- _Description of the task_
Your answer should consist of every line from the records that holds the string "persistence".

Collection entries

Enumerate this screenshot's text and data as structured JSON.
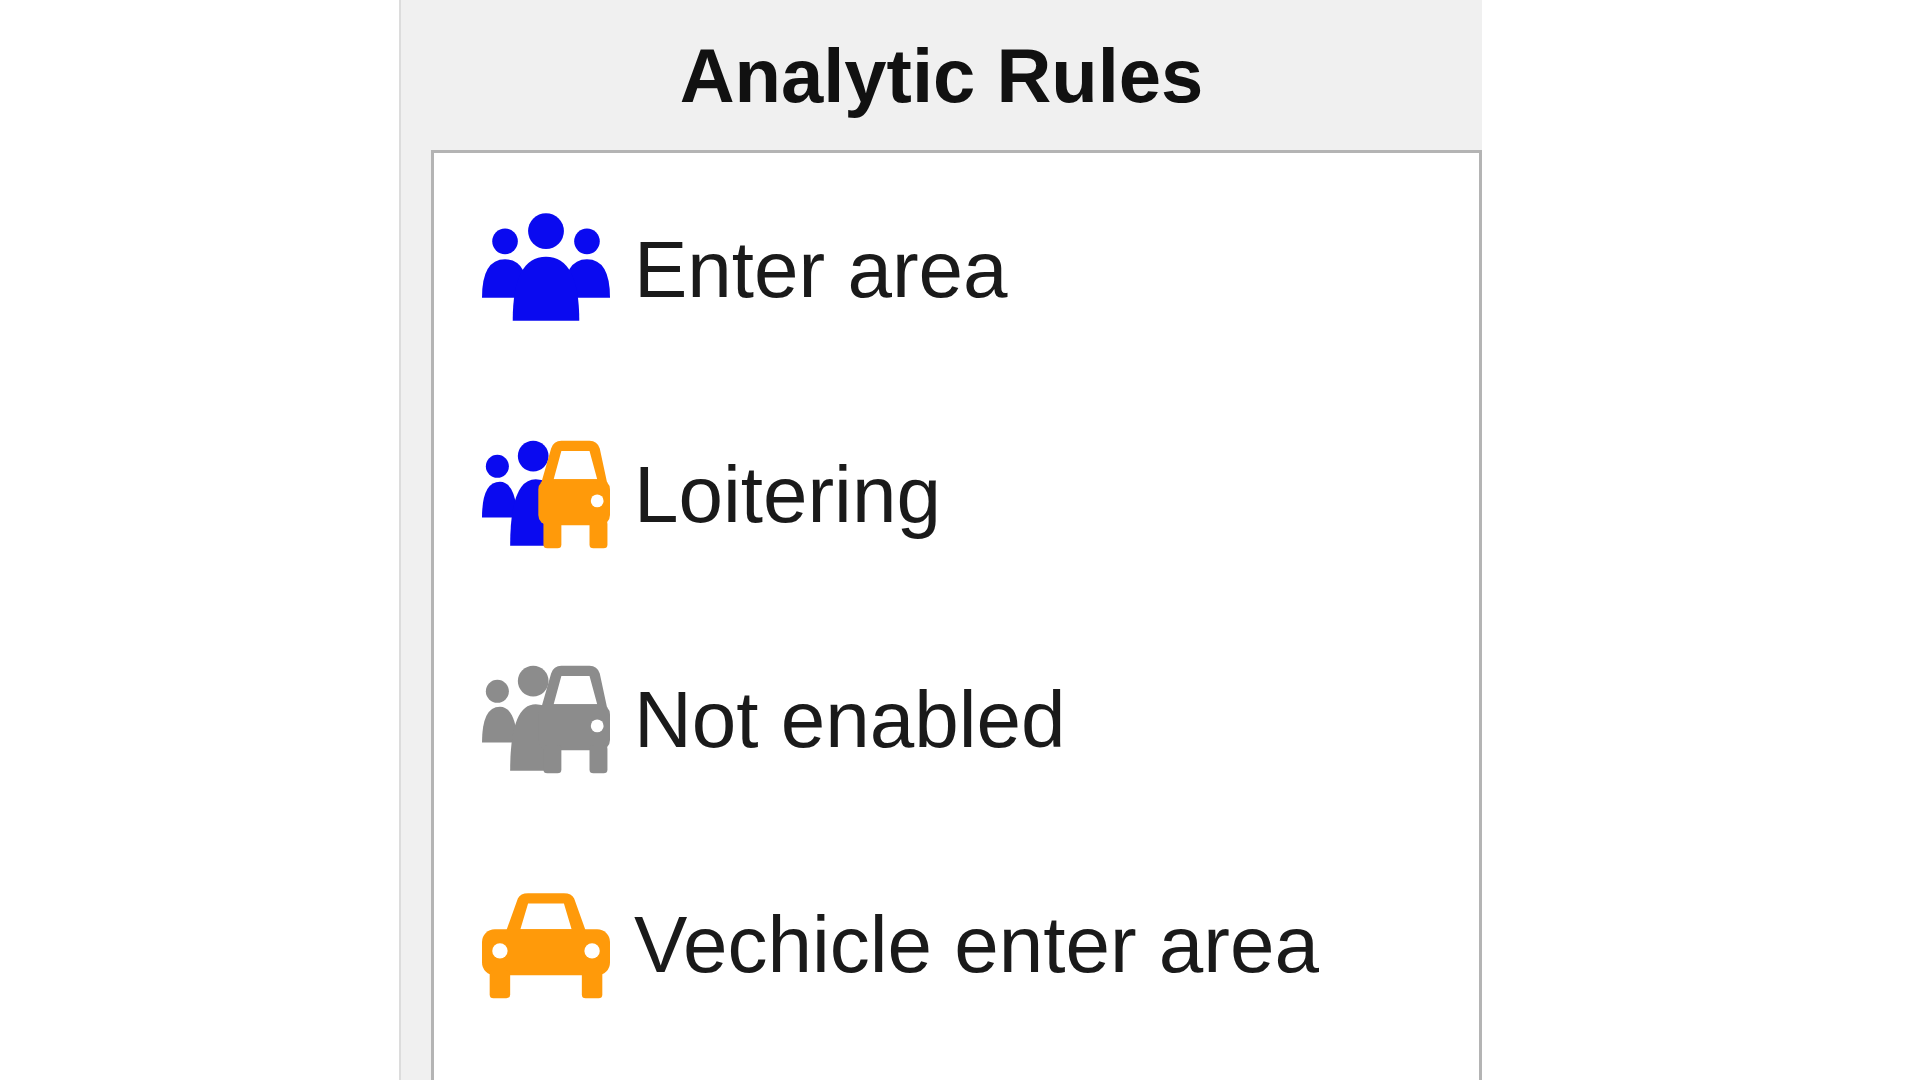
{
  "panel": {
    "title": "Analytic Rules"
  },
  "rules": [
    {
      "label": "Enter area",
      "kind": "people",
      "enabled": true
    },
    {
      "label": "Loitering",
      "kind": "people-vehicle",
      "enabled": true
    },
    {
      "label": "Not enabled",
      "kind": "people-vehicle",
      "enabled": false
    },
    {
      "label": "Vechicle enter area",
      "kind": "vehicle",
      "enabled": true
    }
  ]
}
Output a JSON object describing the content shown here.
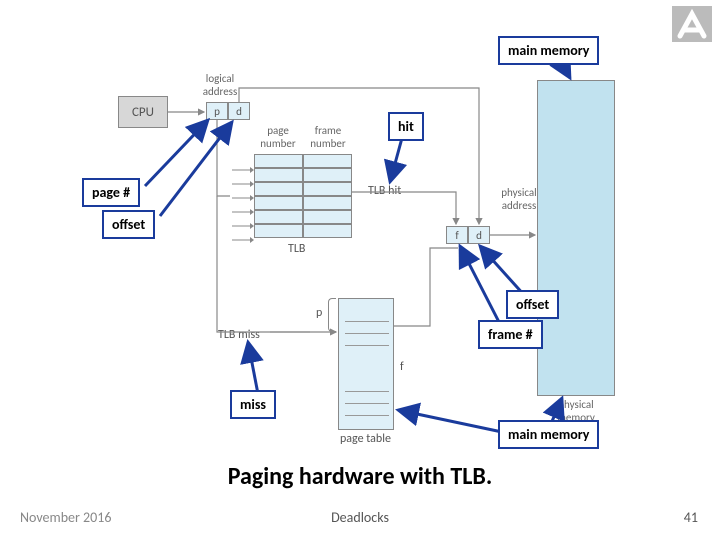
{
  "logo": {
    "name": "institution-logo"
  },
  "diagram": {
    "cpu": "CPU",
    "logical_address_label": "logical\naddress",
    "p": "p",
    "d": "d",
    "page_number_label": "page\nnumber",
    "frame_number_label": "frame\nnumber",
    "tlb_label": "TLB",
    "tlb_hit_label": "TLB hit",
    "tlb_miss_label": "TLB miss",
    "f": "f",
    "physical_address_label": "physical\naddress",
    "physical_memory_label": "physical\nmemory",
    "page_table_label": "page table"
  },
  "callouts": {
    "main_memory_top": "main memory",
    "hit": "hit",
    "page_num": "page #",
    "offset_left": "offset",
    "offset_right": "offset",
    "frame_num": "frame #",
    "miss": "miss",
    "main_memory_bottom": "main memory"
  },
  "caption": "Paging hardware with TLB.",
  "footer": {
    "date": "November 2016",
    "topic": "Deadlocks",
    "page": "41"
  }
}
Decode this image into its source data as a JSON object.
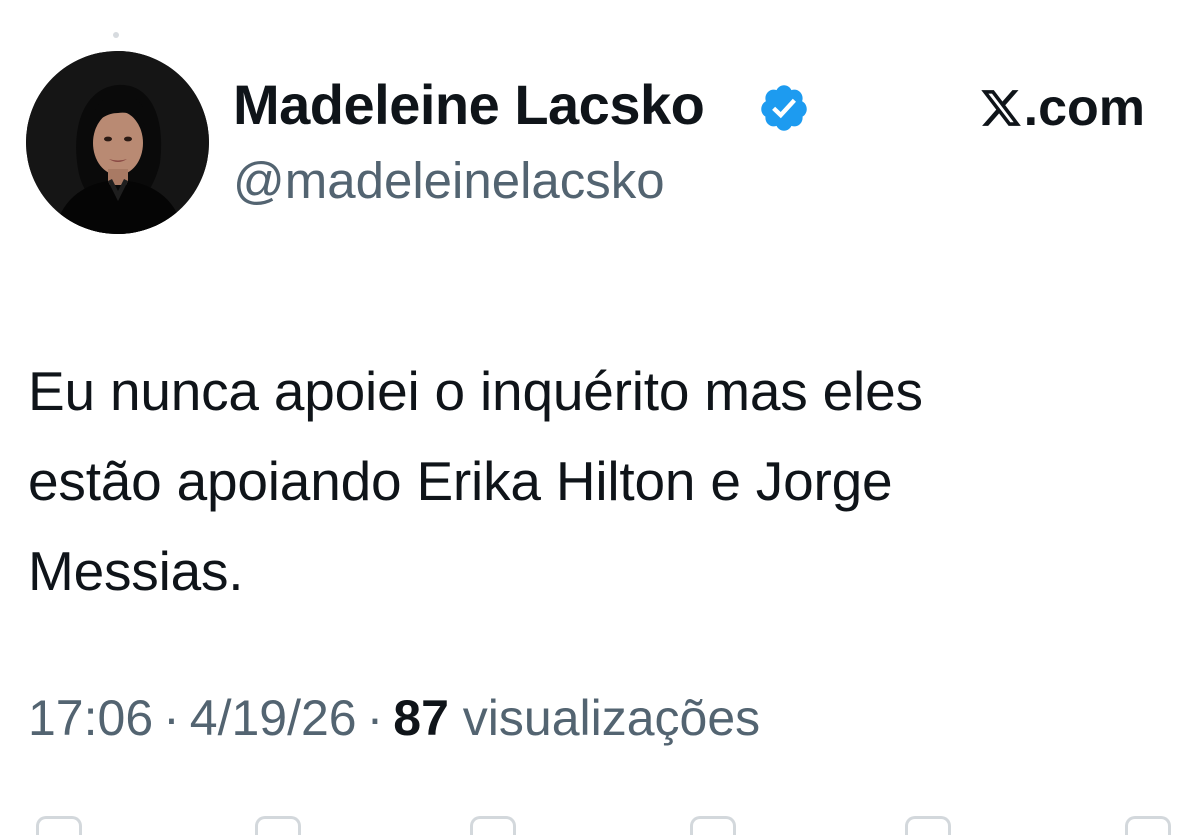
{
  "author": {
    "display_name": "Madeleine Lacsko",
    "handle": "@madeleinelacsko",
    "avatar_icon": "profile-photo",
    "verified_icon": "verified-badge-icon",
    "verified_color": "#1d9bf0"
  },
  "brand": {
    "logo_icon": "x-logo-icon",
    "label": ".com"
  },
  "tweet": {
    "text": "Eu nunca apoiei o inquérito mas eles\nestão apoiando Erika Hilton e Jorge\nMessias."
  },
  "meta": {
    "time": "17:06",
    "separator": "·",
    "date": "4/19/26",
    "views_count": "87",
    "views_label": "visualizações"
  },
  "colors": {
    "text": "#0f1419",
    "secondary": "#536471",
    "background": "#ffffff"
  }
}
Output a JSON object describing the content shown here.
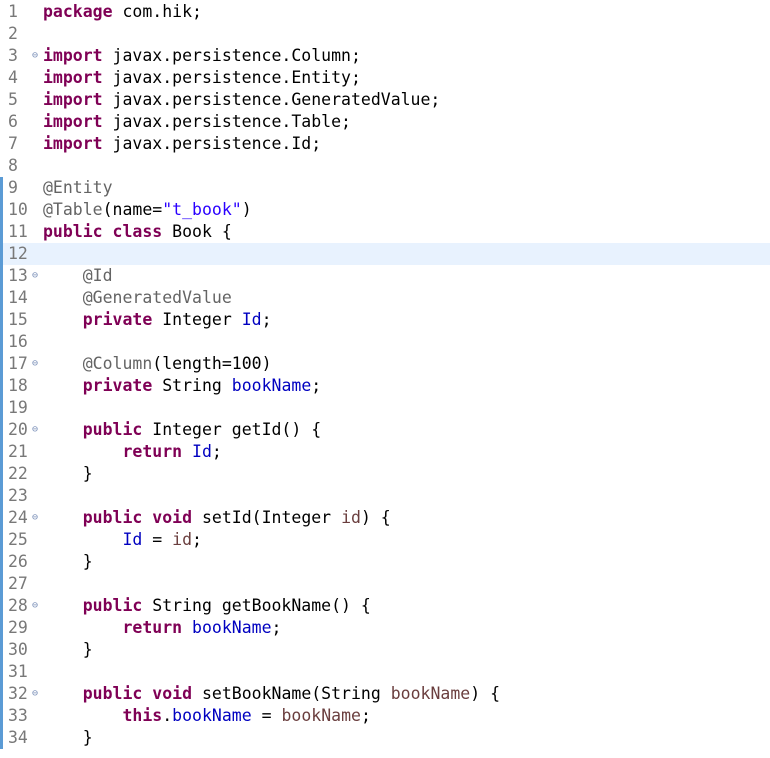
{
  "editor": {
    "language": "java",
    "current_line": 12,
    "colors": {
      "keyword": "#7f0055",
      "annotation": "#646464",
      "field": "#0000c0",
      "string": "#2a00ff",
      "local_variable": "#6a3e3e",
      "line_number": "#787878",
      "current_line_bg": "#e8f2fe",
      "change_ruler": "#5b9bd5"
    },
    "lines": [
      {
        "n": "1",
        "fold": false,
        "changed": false,
        "tokens": [
          {
            "t": "package",
            "c": "kw"
          },
          {
            "t": " com.hik;",
            "c": "tx"
          }
        ]
      },
      {
        "n": "2",
        "fold": false,
        "changed": false,
        "tokens": []
      },
      {
        "n": "3",
        "fold": true,
        "changed": false,
        "tokens": [
          {
            "t": "import",
            "c": "kw"
          },
          {
            "t": " javax.persistence.Column;",
            "c": "tx"
          }
        ]
      },
      {
        "n": "4",
        "fold": false,
        "changed": false,
        "tokens": [
          {
            "t": "import",
            "c": "kw"
          },
          {
            "t": " javax.persistence.Entity;",
            "c": "tx"
          }
        ]
      },
      {
        "n": "5",
        "fold": false,
        "changed": false,
        "tokens": [
          {
            "t": "import",
            "c": "kw"
          },
          {
            "t": " javax.persistence.GeneratedValue;",
            "c": "tx"
          }
        ]
      },
      {
        "n": "6",
        "fold": false,
        "changed": false,
        "tokens": [
          {
            "t": "import",
            "c": "kw"
          },
          {
            "t": " javax.persistence.Table;",
            "c": "tx"
          }
        ]
      },
      {
        "n": "7",
        "fold": false,
        "changed": false,
        "tokens": [
          {
            "t": "import",
            "c": "kw"
          },
          {
            "t": " javax.persistence.Id;",
            "c": "tx"
          }
        ]
      },
      {
        "n": "8",
        "fold": false,
        "changed": false,
        "tokens": []
      },
      {
        "n": "9",
        "fold": false,
        "changed": true,
        "tokens": [
          {
            "t": "@Entity",
            "c": "ann"
          }
        ]
      },
      {
        "n": "10",
        "fold": false,
        "changed": true,
        "tokens": [
          {
            "t": "@Table",
            "c": "ann"
          },
          {
            "t": "(name=",
            "c": "tx"
          },
          {
            "t": "\"t_book\"",
            "c": "str"
          },
          {
            "t": ")",
            "c": "tx"
          }
        ]
      },
      {
        "n": "11",
        "fold": false,
        "changed": true,
        "tokens": [
          {
            "t": "public",
            "c": "kw"
          },
          {
            "t": " ",
            "c": "tx"
          },
          {
            "t": "class",
            "c": "kw"
          },
          {
            "t": " Book {",
            "c": "tx"
          }
        ]
      },
      {
        "n": "12",
        "fold": false,
        "changed": true,
        "tokens": []
      },
      {
        "n": "13",
        "fold": true,
        "changed": true,
        "tokens": [
          {
            "t": "    ",
            "c": "tx"
          },
          {
            "t": "@Id",
            "c": "ann"
          }
        ]
      },
      {
        "n": "14",
        "fold": false,
        "changed": true,
        "tokens": [
          {
            "t": "    ",
            "c": "tx"
          },
          {
            "t": "@GeneratedValue",
            "c": "ann"
          }
        ]
      },
      {
        "n": "15",
        "fold": false,
        "changed": true,
        "tokens": [
          {
            "t": "    ",
            "c": "tx"
          },
          {
            "t": "private",
            "c": "kw"
          },
          {
            "t": " Integer ",
            "c": "tx"
          },
          {
            "t": "Id",
            "c": "fld"
          },
          {
            "t": ";",
            "c": "tx"
          }
        ]
      },
      {
        "n": "16",
        "fold": false,
        "changed": true,
        "tokens": []
      },
      {
        "n": "17",
        "fold": true,
        "changed": true,
        "tokens": [
          {
            "t": "    ",
            "c": "tx"
          },
          {
            "t": "@Column",
            "c": "ann"
          },
          {
            "t": "(length=100)",
            "c": "tx"
          }
        ]
      },
      {
        "n": "18",
        "fold": false,
        "changed": true,
        "tokens": [
          {
            "t": "    ",
            "c": "tx"
          },
          {
            "t": "private",
            "c": "kw"
          },
          {
            "t": " String ",
            "c": "tx"
          },
          {
            "t": "bookName",
            "c": "fld"
          },
          {
            "t": ";",
            "c": "tx"
          }
        ]
      },
      {
        "n": "19",
        "fold": false,
        "changed": true,
        "tokens": []
      },
      {
        "n": "20",
        "fold": true,
        "changed": true,
        "tokens": [
          {
            "t": "    ",
            "c": "tx"
          },
          {
            "t": "public",
            "c": "kw"
          },
          {
            "t": " Integer getId() {",
            "c": "tx"
          }
        ]
      },
      {
        "n": "21",
        "fold": false,
        "changed": true,
        "tokens": [
          {
            "t": "        ",
            "c": "tx"
          },
          {
            "t": "return",
            "c": "kw"
          },
          {
            "t": " ",
            "c": "tx"
          },
          {
            "t": "Id",
            "c": "fld"
          },
          {
            "t": ";",
            "c": "tx"
          }
        ]
      },
      {
        "n": "22",
        "fold": false,
        "changed": true,
        "tokens": [
          {
            "t": "    }",
            "c": "tx"
          }
        ]
      },
      {
        "n": "23",
        "fold": false,
        "changed": true,
        "tokens": []
      },
      {
        "n": "24",
        "fold": true,
        "changed": true,
        "tokens": [
          {
            "t": "    ",
            "c": "tx"
          },
          {
            "t": "public",
            "c": "kw"
          },
          {
            "t": " ",
            "c": "tx"
          },
          {
            "t": "void",
            "c": "kw"
          },
          {
            "t": " setId(Integer ",
            "c": "tx"
          },
          {
            "t": "id",
            "c": "lv"
          },
          {
            "t": ") {",
            "c": "tx"
          }
        ]
      },
      {
        "n": "25",
        "fold": false,
        "changed": true,
        "tokens": [
          {
            "t": "        ",
            "c": "tx"
          },
          {
            "t": "Id",
            "c": "fld"
          },
          {
            "t": " = ",
            "c": "tx"
          },
          {
            "t": "id",
            "c": "lv"
          },
          {
            "t": ";",
            "c": "tx"
          }
        ]
      },
      {
        "n": "26",
        "fold": false,
        "changed": true,
        "tokens": [
          {
            "t": "    }",
            "c": "tx"
          }
        ]
      },
      {
        "n": "27",
        "fold": false,
        "changed": true,
        "tokens": []
      },
      {
        "n": "28",
        "fold": true,
        "changed": true,
        "tokens": [
          {
            "t": "    ",
            "c": "tx"
          },
          {
            "t": "public",
            "c": "kw"
          },
          {
            "t": " String getBookName() {",
            "c": "tx"
          }
        ]
      },
      {
        "n": "29",
        "fold": false,
        "changed": true,
        "tokens": [
          {
            "t": "        ",
            "c": "tx"
          },
          {
            "t": "return",
            "c": "kw"
          },
          {
            "t": " ",
            "c": "tx"
          },
          {
            "t": "bookName",
            "c": "fld"
          },
          {
            "t": ";",
            "c": "tx"
          }
        ]
      },
      {
        "n": "30",
        "fold": false,
        "changed": true,
        "tokens": [
          {
            "t": "    }",
            "c": "tx"
          }
        ]
      },
      {
        "n": "31",
        "fold": false,
        "changed": true,
        "tokens": []
      },
      {
        "n": "32",
        "fold": true,
        "changed": true,
        "tokens": [
          {
            "t": "    ",
            "c": "tx"
          },
          {
            "t": "public",
            "c": "kw"
          },
          {
            "t": " ",
            "c": "tx"
          },
          {
            "t": "void",
            "c": "kw"
          },
          {
            "t": " setBookName(String ",
            "c": "tx"
          },
          {
            "t": "bookName",
            "c": "lv"
          },
          {
            "t": ") {",
            "c": "tx"
          }
        ]
      },
      {
        "n": "33",
        "fold": false,
        "changed": true,
        "tokens": [
          {
            "t": "        ",
            "c": "tx"
          },
          {
            "t": "this",
            "c": "kw"
          },
          {
            "t": ".",
            "c": "tx"
          },
          {
            "t": "bookName",
            "c": "fld"
          },
          {
            "t": " = ",
            "c": "tx"
          },
          {
            "t": "bookName",
            "c": "lv"
          },
          {
            "t": ";",
            "c": "tx"
          }
        ]
      },
      {
        "n": "34",
        "fold": false,
        "changed": true,
        "tokens": [
          {
            "t": "    }",
            "c": "tx"
          }
        ]
      }
    ]
  }
}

- _Response_
            "t": " javax.persistence.Column;",
            "t": " javax.persistence.Entity;",
            "t": " javax.persistence.GeneratedValue;",
            "t": " javax.persistence.Table;",
            "t": " javax.persistence.Id;",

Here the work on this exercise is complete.